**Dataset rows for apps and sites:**
########

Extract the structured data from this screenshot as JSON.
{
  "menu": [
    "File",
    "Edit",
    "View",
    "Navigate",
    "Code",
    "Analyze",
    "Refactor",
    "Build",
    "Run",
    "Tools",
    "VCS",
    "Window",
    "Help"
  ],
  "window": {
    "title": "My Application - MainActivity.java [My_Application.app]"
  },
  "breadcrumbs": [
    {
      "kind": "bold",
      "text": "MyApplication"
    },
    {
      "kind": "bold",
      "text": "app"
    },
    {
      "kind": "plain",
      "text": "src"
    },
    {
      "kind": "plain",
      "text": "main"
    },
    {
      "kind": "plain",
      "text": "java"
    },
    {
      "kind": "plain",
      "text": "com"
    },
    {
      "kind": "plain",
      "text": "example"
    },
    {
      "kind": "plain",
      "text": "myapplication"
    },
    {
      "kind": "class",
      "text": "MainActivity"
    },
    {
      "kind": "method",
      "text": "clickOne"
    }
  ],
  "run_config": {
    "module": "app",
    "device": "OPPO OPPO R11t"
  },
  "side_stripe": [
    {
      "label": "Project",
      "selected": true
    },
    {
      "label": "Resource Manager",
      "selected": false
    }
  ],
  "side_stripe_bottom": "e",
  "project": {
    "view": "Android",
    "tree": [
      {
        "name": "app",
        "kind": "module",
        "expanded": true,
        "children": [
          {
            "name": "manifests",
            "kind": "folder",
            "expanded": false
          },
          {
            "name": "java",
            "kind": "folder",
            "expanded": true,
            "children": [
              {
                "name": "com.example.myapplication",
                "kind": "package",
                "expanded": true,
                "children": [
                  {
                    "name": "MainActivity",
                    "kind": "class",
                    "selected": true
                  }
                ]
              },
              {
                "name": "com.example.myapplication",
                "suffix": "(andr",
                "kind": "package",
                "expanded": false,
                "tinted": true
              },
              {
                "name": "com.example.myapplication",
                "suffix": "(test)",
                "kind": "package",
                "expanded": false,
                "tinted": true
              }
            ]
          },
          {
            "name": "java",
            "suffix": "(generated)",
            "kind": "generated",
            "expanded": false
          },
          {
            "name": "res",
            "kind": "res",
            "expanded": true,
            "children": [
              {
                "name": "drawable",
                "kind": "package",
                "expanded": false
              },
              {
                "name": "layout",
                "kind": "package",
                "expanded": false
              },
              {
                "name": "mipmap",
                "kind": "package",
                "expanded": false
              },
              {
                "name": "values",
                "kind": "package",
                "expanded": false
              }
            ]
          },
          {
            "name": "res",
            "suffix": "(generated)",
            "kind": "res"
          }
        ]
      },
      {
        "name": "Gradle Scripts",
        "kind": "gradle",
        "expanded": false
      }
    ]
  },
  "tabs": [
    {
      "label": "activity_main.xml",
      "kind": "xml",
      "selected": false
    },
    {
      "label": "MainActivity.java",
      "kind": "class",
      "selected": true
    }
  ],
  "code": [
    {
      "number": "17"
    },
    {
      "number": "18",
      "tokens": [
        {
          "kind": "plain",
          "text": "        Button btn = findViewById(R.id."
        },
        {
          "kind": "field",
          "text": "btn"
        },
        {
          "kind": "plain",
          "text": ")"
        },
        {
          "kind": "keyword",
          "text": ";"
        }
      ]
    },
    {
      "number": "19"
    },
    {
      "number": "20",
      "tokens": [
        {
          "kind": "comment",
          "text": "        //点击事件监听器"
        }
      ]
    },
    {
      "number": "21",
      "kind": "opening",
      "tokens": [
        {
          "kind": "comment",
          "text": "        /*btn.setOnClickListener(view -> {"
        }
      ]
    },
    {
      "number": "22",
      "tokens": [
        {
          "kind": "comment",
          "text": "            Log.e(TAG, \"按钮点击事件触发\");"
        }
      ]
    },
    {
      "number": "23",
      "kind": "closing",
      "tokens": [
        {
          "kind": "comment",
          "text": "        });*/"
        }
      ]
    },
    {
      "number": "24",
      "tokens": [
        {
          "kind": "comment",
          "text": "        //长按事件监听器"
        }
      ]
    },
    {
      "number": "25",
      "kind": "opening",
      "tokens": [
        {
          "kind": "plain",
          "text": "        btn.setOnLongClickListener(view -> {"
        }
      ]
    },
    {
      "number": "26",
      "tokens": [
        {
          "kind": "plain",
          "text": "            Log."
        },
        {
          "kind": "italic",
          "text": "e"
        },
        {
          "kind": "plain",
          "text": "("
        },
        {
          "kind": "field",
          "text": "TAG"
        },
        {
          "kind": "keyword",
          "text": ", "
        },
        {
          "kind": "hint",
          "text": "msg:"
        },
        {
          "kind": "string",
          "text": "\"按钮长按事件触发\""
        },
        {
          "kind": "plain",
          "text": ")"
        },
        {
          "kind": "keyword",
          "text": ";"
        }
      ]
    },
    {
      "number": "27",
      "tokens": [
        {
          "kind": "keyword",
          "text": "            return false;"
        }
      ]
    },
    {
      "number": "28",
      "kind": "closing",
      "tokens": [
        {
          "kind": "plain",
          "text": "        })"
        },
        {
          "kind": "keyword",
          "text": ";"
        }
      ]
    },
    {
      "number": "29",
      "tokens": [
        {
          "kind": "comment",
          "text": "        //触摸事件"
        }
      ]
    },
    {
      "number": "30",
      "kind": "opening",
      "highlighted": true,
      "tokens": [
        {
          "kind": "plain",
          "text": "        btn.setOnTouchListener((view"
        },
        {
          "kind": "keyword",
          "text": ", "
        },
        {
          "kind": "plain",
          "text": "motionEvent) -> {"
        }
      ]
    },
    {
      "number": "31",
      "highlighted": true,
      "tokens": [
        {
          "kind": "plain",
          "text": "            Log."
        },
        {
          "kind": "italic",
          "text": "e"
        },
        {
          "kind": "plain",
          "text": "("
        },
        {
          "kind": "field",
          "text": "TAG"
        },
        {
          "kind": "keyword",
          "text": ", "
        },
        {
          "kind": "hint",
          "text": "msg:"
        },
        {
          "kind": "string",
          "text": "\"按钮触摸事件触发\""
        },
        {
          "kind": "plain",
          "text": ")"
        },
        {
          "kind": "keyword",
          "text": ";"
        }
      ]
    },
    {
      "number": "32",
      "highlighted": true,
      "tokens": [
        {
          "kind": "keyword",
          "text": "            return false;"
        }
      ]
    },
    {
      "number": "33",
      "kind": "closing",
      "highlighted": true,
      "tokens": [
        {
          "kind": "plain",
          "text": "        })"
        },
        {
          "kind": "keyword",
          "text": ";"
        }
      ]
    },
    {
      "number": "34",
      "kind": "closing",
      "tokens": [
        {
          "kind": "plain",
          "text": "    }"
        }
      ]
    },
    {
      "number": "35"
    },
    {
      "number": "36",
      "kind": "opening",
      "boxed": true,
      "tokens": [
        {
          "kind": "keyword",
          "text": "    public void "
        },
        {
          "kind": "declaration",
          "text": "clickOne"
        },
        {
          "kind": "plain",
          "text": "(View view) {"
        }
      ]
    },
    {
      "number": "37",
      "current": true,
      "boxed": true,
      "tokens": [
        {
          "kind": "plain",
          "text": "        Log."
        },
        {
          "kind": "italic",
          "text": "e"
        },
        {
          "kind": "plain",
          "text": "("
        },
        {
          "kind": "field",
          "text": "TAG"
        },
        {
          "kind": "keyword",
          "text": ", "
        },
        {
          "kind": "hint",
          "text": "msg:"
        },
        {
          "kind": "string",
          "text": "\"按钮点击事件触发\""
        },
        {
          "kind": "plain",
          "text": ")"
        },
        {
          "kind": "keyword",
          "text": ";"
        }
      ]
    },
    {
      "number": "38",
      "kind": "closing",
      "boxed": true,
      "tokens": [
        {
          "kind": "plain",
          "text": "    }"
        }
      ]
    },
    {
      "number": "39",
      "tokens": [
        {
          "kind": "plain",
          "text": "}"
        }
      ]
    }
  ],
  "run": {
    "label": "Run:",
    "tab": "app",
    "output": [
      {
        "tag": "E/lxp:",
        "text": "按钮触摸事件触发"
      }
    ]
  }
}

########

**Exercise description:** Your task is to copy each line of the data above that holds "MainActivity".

**Solution:**
    "title": "My Application - MainActivity.java [My_Application.app]"
      "text": "MainActivity"
                    "name": "MainActivity",
      "label": "MainActivity.java",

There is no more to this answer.